Most people who fly into a city will rent a car from the airport, but airport fees are insane. When I was pricing out this particular rental, a 10-day rental was almost $1,000. The same car was $400 at a different location.
So instead, always rent from a non-airport location. Airport locations are for people who don’t want to plan, or who are too pressed for time, which, as you probably know by now, is a recipe for price gouging.
Instead, spend $5 and take a train into the city and rent from a location there. All these major agencies will have a location somewhere else, and this somewhere else is almost guaranteed to be cheaper. The time cost is an hour or so, but I think that’s a small price to pay for the savings and for seeing the city through its transit system. Even if you take a taxi, the savings can still be considerable.
Online search engines like KAYAK can plot the locations on a map, which is good for finding which locations are near train routes or downtowns. After all, you want to find the sweet spot between how much you save and how annoying it is to get there. A giant detour out to the suburbs to save $10 a day may not be worth it, but you can almost always find a location downtown.
But don’t forget the airport
Something I recently learned is that if you rent from a non-airport location, you can often return to the airport at no additional charge. Apparently, it doesn’t count as a “one-way rental” for some reason when you return to the airport. And as you may know, one-way rentals can make renting from an airport seem cheap by comparison.
I don’t know if this is always the case, but I have seen this to be so in limited situations. So you now have even less of an excuse to rent right from the airport, as you only need to find your way by yourself once. And in my experience, people are usually rushing to get to the airport, not from the airport, so this works in your favor.
Search for coupons
Sites like Retail Me Not have coupon codes that you can copy and use when booking a car. Airline sites have discounts too. US Airways has a page that’s “exclusively” for Dividend Miles Gold Preferred customers, but as you can see, it’s not password protected, and I have never been asked to verify anything when I’ve used these codes (I had Dividend Miles Gold Preferred status in 2013.)
That said, beware that sometimes there are terms and conditions to these codes that make the deal not worth it, so do your homework, and don’t use a code if you don’t feel comfortable with it.
Search on Costco
Costco, the members-only warehouse club, has a travel portal. I always thought that they only did things like cruises and resort stays, which are products I’m not interested in. But Costco Travel also does rental cars. And for whatever reason, their search engine comes up with cheaper rates than any of the other search engines that I’ve found. My $400 rental came up as $300 there.
You need to be a Costco member to take advantage of this, but if you save enough money, you might still come out ahead if you buy the membership, which at the time of writing is $55 per year.
And luckily, you don’t need to rent in packages of 12!
Take someone else’s car
RelayRides allows anyone to rent out their own car or rent someone else’s. I have not tried this, so I can’t say whether it’s a good deal or advisable. But it seems like a cool idea, a kind of “AirBnb for cars.”

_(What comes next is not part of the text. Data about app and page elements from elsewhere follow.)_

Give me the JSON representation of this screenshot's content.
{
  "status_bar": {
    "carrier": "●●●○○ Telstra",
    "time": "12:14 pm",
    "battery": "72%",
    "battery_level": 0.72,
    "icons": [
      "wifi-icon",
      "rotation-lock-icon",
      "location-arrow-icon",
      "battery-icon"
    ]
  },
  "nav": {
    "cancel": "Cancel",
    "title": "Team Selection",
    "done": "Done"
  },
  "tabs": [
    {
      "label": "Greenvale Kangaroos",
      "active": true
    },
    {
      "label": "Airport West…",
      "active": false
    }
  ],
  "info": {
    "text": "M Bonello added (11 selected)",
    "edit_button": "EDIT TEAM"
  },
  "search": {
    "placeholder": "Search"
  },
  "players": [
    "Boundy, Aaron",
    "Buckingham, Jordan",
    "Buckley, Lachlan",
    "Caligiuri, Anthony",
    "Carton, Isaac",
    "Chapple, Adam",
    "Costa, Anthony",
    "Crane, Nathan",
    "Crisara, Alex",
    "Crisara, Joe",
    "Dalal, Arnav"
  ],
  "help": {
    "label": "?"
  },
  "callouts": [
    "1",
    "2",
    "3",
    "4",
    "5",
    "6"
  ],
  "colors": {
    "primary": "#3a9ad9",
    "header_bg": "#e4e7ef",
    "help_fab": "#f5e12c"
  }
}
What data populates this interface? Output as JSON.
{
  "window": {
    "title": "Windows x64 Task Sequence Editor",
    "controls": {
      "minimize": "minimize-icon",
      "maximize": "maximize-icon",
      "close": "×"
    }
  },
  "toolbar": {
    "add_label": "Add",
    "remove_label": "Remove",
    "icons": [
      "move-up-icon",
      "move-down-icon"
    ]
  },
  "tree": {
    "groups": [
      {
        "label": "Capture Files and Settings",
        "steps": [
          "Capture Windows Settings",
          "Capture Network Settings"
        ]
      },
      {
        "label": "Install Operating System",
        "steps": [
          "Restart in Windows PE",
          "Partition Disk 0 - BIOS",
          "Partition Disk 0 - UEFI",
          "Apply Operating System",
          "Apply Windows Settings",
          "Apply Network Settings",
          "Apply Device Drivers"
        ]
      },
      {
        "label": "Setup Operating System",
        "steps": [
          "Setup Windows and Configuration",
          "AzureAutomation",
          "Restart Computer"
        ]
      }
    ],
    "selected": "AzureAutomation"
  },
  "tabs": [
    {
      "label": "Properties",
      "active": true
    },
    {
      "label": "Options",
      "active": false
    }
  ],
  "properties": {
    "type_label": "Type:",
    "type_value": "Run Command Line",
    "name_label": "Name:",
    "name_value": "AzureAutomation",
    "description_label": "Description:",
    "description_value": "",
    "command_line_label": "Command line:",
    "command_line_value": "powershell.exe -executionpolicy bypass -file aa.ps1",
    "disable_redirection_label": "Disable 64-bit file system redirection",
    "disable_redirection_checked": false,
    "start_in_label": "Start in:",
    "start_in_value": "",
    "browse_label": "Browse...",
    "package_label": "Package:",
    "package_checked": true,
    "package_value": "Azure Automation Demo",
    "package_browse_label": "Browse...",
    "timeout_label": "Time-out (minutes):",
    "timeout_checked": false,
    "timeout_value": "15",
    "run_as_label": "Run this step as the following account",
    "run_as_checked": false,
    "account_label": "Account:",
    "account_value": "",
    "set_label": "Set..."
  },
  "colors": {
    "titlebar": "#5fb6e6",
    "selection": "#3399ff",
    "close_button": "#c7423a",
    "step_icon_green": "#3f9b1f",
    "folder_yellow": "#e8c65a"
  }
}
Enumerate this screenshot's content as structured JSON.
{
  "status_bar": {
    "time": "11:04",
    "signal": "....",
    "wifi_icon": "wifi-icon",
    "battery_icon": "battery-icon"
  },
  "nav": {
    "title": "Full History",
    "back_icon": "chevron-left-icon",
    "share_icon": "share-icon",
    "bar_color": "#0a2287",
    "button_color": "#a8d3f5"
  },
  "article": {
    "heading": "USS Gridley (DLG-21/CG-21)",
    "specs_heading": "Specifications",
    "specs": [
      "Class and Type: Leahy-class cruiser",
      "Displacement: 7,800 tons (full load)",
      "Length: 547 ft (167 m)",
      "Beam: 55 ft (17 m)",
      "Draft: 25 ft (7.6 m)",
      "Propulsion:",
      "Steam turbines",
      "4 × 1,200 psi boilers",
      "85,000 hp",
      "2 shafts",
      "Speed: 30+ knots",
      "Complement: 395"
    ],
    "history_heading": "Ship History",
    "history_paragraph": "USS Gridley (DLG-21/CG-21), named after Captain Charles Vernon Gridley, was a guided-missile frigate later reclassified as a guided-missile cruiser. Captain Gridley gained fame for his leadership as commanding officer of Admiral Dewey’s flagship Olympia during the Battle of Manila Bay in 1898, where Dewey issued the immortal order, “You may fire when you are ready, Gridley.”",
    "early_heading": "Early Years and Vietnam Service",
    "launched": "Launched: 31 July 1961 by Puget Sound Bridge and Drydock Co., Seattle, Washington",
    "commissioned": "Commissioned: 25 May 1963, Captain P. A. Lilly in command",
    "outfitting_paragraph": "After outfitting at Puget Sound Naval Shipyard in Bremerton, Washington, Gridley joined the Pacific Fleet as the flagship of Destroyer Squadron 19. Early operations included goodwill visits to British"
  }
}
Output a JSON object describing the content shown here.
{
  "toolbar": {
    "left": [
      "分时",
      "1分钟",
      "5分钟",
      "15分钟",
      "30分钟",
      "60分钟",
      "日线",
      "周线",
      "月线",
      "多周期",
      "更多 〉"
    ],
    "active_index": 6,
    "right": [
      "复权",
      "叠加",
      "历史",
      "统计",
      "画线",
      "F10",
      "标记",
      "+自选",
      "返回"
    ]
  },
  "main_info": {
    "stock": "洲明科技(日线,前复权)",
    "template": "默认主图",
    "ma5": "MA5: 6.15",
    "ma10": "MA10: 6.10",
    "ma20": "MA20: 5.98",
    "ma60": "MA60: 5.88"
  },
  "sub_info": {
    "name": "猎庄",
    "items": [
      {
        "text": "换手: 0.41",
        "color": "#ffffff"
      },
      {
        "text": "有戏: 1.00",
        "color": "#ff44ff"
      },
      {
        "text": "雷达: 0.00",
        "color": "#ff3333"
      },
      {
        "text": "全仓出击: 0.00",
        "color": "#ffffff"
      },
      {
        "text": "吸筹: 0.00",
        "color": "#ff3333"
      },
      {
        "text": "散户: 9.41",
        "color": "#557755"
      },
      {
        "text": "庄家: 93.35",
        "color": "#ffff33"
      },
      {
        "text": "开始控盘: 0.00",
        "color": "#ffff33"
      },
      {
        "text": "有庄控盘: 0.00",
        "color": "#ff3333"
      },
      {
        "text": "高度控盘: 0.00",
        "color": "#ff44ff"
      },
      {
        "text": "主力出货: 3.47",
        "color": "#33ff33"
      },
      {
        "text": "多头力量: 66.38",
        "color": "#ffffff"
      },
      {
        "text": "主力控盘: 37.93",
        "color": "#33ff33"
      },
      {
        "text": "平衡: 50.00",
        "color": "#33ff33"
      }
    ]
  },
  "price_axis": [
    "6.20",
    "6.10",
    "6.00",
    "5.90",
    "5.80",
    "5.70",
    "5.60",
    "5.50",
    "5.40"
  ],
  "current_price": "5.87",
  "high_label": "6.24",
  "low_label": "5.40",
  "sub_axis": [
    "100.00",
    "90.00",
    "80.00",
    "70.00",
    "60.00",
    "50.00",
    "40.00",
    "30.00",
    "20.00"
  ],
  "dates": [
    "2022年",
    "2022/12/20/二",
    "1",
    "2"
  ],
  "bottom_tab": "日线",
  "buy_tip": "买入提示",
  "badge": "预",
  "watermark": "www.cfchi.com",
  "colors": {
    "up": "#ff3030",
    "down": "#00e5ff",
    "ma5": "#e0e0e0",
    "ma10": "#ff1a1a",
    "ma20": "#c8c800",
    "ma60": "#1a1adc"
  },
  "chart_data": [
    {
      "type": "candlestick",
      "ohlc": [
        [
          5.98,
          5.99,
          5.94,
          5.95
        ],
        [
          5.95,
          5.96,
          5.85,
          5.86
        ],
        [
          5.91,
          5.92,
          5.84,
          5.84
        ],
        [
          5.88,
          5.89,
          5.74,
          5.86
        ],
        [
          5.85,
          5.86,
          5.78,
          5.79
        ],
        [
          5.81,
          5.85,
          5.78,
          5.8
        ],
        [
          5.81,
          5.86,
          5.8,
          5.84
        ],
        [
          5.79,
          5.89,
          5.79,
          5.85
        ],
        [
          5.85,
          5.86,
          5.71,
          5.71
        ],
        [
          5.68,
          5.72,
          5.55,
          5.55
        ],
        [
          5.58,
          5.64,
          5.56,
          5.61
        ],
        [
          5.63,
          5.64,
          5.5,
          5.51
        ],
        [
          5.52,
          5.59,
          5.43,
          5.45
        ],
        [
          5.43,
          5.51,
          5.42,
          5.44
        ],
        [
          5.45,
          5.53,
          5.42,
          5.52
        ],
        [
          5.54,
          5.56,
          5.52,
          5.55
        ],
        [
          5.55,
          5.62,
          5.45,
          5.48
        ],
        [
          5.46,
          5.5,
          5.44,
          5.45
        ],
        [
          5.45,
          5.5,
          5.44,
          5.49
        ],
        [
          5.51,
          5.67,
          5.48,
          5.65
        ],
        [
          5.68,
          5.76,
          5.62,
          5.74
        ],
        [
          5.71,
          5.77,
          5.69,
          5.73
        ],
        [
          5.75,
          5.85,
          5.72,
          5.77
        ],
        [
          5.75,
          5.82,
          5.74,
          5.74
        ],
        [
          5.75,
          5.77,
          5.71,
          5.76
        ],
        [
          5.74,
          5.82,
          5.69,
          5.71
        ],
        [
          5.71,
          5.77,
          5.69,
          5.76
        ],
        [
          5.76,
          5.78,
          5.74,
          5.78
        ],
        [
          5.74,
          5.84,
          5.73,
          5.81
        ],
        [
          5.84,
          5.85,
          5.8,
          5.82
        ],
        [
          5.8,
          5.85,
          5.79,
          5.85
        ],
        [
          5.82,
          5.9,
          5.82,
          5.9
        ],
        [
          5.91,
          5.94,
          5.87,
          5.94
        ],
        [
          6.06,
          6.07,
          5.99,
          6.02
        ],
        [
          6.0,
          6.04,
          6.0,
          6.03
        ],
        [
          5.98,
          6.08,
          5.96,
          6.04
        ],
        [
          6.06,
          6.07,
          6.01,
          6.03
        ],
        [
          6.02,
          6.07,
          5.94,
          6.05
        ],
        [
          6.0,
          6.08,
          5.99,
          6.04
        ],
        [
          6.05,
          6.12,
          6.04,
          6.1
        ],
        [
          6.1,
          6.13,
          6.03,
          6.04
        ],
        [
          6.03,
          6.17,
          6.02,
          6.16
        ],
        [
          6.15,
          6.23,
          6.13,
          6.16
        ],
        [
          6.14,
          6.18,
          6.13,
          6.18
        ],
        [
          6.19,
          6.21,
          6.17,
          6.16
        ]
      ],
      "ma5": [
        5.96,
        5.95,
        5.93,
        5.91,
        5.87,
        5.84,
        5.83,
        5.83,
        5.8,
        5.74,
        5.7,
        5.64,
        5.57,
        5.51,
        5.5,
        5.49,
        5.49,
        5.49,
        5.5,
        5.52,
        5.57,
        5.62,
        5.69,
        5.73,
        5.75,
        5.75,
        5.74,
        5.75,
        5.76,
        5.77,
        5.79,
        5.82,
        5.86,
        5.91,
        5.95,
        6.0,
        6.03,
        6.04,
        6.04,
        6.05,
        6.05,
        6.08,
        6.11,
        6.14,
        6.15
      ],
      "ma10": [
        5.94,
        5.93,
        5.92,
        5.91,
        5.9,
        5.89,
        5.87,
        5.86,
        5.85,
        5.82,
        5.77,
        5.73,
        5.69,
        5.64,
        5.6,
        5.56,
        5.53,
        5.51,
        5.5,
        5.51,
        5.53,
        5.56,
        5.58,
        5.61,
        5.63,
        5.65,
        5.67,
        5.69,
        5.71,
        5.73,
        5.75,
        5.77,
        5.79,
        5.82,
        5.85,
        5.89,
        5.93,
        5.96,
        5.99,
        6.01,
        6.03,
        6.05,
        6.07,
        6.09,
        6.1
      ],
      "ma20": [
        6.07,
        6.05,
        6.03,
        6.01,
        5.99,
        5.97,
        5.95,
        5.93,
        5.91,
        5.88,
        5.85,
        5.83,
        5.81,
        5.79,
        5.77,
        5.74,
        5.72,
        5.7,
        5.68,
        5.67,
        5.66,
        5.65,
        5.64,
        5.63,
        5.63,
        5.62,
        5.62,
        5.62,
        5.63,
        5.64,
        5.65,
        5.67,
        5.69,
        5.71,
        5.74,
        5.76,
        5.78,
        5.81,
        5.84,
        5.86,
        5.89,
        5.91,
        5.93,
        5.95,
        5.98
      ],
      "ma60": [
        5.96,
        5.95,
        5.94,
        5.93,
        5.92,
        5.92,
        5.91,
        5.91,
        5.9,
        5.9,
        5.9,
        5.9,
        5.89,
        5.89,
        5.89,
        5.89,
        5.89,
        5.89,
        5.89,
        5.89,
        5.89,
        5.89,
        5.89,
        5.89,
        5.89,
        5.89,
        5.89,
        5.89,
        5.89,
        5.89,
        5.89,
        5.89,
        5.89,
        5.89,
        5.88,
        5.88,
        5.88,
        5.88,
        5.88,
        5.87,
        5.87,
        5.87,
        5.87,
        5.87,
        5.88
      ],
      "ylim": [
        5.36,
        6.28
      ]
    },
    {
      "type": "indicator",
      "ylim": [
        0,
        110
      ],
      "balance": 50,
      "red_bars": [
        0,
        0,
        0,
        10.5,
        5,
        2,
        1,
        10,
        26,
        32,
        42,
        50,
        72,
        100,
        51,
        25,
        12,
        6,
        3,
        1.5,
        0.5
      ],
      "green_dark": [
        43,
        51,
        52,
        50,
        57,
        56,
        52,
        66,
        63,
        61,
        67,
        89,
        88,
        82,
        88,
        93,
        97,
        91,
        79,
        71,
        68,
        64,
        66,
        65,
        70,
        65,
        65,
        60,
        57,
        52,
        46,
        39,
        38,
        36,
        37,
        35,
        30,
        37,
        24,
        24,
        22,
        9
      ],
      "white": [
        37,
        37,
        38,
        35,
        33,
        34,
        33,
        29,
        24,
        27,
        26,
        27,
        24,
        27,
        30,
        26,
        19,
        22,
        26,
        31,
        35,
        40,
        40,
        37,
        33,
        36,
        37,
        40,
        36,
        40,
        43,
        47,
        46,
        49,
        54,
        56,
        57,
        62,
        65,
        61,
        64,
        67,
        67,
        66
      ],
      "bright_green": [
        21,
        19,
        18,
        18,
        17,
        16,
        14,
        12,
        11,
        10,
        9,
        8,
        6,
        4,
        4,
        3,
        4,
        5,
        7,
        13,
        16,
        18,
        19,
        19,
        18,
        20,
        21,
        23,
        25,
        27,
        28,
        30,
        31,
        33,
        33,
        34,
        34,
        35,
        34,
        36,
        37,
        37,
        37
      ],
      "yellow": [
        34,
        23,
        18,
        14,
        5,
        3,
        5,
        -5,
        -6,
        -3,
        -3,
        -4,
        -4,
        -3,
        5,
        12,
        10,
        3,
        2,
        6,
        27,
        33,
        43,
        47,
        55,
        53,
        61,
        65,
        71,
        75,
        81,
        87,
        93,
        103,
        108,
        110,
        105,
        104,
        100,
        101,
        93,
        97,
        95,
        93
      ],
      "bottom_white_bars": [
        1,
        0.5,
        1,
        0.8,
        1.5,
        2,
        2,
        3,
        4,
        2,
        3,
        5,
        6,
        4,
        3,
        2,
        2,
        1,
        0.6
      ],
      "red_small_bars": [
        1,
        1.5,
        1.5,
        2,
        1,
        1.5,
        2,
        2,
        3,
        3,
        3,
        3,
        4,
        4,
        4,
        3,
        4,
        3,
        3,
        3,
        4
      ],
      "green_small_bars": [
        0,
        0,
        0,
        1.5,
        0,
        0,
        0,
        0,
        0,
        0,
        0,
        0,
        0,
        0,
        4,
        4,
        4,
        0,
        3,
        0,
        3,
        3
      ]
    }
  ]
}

Even if you use just one of these tips, you’ll be better served to get a car that works for you without getting stuck with unnecessary fees. Happy renting!
But enough about me. How do you find deals on a rental car?